“What we like to do is we condense their areas so they can have a better feel for everybody at their school,” he said. “You could watch a guy as an underclassman and not scout him, but be aware of him. So if he does decide to come out early at least you have a basis to start on and that helps you out a lot.”
To assist in the process of getting up to speed on the underclassmen this time of year the Bills and a handful of other NFL clubs rely on the BLESTO scouting service to provide a jumping off point for the 100-plus prospects that were thrust into the draft pool earlier this month. Simply put the BLESTO meetings are invaluable.
BLESTO might not be a acronym that many Jets fans are familiar with, but it stands for Bears Lions Eagles Steelers Talent Organization, and over many years has become a co-op of 12 NFL teams that share scouts and pay subscriptions into pooled scouting services. All but a handful of NFL teams participate in some shared scouting network and the Jets participate in the other big scouting co-op named “The National” which comprises 15 teams. Learn more about BLESTO and The National in this Draft Daddy article.
More from Whaley:
“This is our first chance to talk to our scouting service BLESTO on any guy they upgraded from the fall,” said Whaley. “So they’ll give us an update on those guys that they upgraded or gave a better draft grade. They’ll go over those guys and then they will also give us a breakdown of all the juniors that came out and give us a draft grade of A, B, C or D. That will allow me and (Director of Player Personnel) Jim Monos to funnel our attention to the higher rated guys.”
Essentially since BLESTO (and we assume the same for The National) are vendors and not the NFL teams themselves, different rules apply. BLESTO and The National are allowed to hold those draft grades while the NFL teams by rule are not allowed to do the same. Once the January 15 declaration window passes, it seems that the shared scouting services are free to share those underclassmen grades again with their subscribing teams.
While it sounds like a mad dash, the NFL teams can then use those grades as a starting point to begin watching film, start necessary inquiries, write reports and ultimately assign draft grades. Due to the short window of time, players with “D” and “C” grades are likely deprioritized by teams to focus their grading on the smaller subset of players over the next three months. It might be messy, but from Whaley’s statements it sounds like NFL teams are learning to adjust thanks to the help of their scouting subscription services.
One thing is certain though is that with younger players entering the league and the pressure on talented underclassmen to fill the vacuum that was created by their predecessors, teams are going to have to draft and subsequently develop more of their own talent moving forward which might pressure NFL teams to go push the competition committee to make changes to the numbers or types of roster spots in coming years.
Even so, for the allure of entering the NFL Draft early, Brandt will always give underclassmen the same advice:
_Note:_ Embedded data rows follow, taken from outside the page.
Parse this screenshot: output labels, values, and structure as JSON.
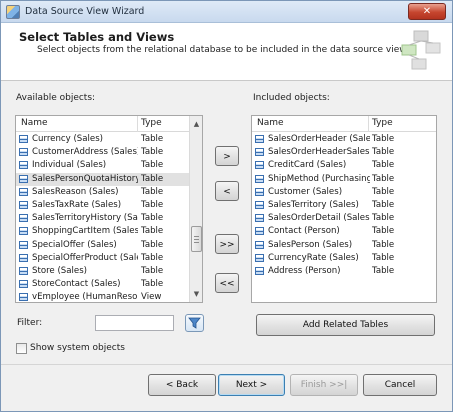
{
  "window": {
    "title": "Data Source View Wizard",
    "close_label": "✕"
  },
  "header": {
    "title": "Select Tables and Views",
    "subtitle": "Select objects from the relational database to be included in the data source view."
  },
  "available": {
    "label": "Available objects:",
    "columns": [
      "Name",
      "Type"
    ],
    "rows": [
      {
        "name": "Currency (Sales)",
        "type": "Table"
      },
      {
        "name": "CustomerAddress (Sales)",
        "type": "Table"
      },
      {
        "name": "Individual (Sales)",
        "type": "Table"
      },
      {
        "name": "SalesPersonQuotaHistory ...",
        "type": "Table"
      },
      {
        "name": "SalesReason (Sales)",
        "type": "Table"
      },
      {
        "name": "SalesTaxRate (Sales)",
        "type": "Table"
      },
      {
        "name": "SalesTerritoryHistory (Sales)",
        "type": "Table"
      },
      {
        "name": "ShoppingCartItem (Sales)",
        "type": "Table"
      },
      {
        "name": "SpecialOffer (Sales)",
        "type": "Table"
      },
      {
        "name": "SpecialOfferProduct (Sales)",
        "type": "Table"
      },
      {
        "name": "Store (Sales)",
        "type": "Table"
      },
      {
        "name": "StoreContact (Sales)",
        "type": "Table"
      },
      {
        "name": "vEmployee (HumanResou...",
        "type": "View"
      }
    ],
    "selected_row": "SalesPersonQuotaHistory ..."
  },
  "included": {
    "label": "Included objects:",
    "columns": [
      "Name",
      "Type"
    ],
    "rows": [
      {
        "name": "SalesOrderHeader (Sales)",
        "type": "Table"
      },
      {
        "name": "SalesOrderHeaderSalesRe...",
        "type": "Table"
      },
      {
        "name": "CreditCard (Sales)",
        "type": "Table"
      },
      {
        "name": "ShipMethod (Purchasing)",
        "type": "Table"
      },
      {
        "name": "Customer (Sales)",
        "type": "Table"
      },
      {
        "name": "SalesTerritory (Sales)",
        "type": "Table"
      },
      {
        "name": "SalesOrderDetail (Sales)",
        "type": "Table"
      },
      {
        "name": "Contact (Person)",
        "type": "Table"
      },
      {
        "name": "SalesPerson (Sales)",
        "type": "Table"
      },
      {
        "name": "CurrencyRate (Sales)",
        "type": "Table"
      },
      {
        "name": "Address (Person)",
        "type": "Table"
      }
    ]
  },
  "transfer": {
    "add_one": ">",
    "remove_one": "<",
    "add_all": ">>",
    "remove_all": "<<"
  },
  "filter": {
    "label": "Filter:",
    "value": ""
  },
  "add_related_label": "Add Related Tables",
  "show_system_label": "Show system objects",
  "show_system_checked": false,
  "footer": {
    "back": "< Back",
    "next": "Next >",
    "finish": "Finish >>|",
    "cancel": "Cancel"
  },
  "icons": {
    "table": "table-icon",
    "view": "view-icon",
    "filter": "funnel-icon"
  },
  "colors": {
    "selection": "#e1e1e1",
    "focus_border": "#3c7fb1",
    "close_button": "#c6462f"
  }
}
Sometimes, though, what appears to be the best deal today isn’t necessarily the best deal. I know of very few players whose draft status went down because they stayed an extra year. That’s what I always try to tell these kids. If you’re an underclassman who is going to be drafted in the second round this year, you have a much better chance of advancing than going down the following year.